Work order. Would you please copy each line below that includes the string "hint"?

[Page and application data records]
== == ==
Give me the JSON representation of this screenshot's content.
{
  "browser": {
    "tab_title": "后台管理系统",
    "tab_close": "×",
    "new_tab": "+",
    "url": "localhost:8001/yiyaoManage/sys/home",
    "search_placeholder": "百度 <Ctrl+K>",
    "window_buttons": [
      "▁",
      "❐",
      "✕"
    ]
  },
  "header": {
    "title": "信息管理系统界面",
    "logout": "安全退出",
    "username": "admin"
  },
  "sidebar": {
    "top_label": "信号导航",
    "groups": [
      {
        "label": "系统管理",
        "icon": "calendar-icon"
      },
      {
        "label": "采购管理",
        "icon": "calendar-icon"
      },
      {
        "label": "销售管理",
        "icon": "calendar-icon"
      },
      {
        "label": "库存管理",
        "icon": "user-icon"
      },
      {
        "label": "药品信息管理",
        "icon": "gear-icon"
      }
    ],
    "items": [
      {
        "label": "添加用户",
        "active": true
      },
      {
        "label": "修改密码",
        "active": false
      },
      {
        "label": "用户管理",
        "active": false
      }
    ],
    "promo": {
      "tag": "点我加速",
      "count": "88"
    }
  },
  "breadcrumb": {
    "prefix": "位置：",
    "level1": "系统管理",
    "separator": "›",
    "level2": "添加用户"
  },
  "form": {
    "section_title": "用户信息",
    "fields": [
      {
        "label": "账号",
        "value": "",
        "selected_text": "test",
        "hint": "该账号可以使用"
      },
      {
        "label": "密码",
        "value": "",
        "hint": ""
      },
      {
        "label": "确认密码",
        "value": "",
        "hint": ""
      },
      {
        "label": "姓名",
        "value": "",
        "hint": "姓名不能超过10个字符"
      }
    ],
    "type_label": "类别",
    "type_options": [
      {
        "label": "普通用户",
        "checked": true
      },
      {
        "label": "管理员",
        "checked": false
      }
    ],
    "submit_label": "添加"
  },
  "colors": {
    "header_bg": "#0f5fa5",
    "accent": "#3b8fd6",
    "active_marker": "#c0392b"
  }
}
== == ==
Solution to the problem.
        "hint": "该账号可以使用"
        "hint": ""
        "hint": ""
        "hint": "姓名不能超过10个字符"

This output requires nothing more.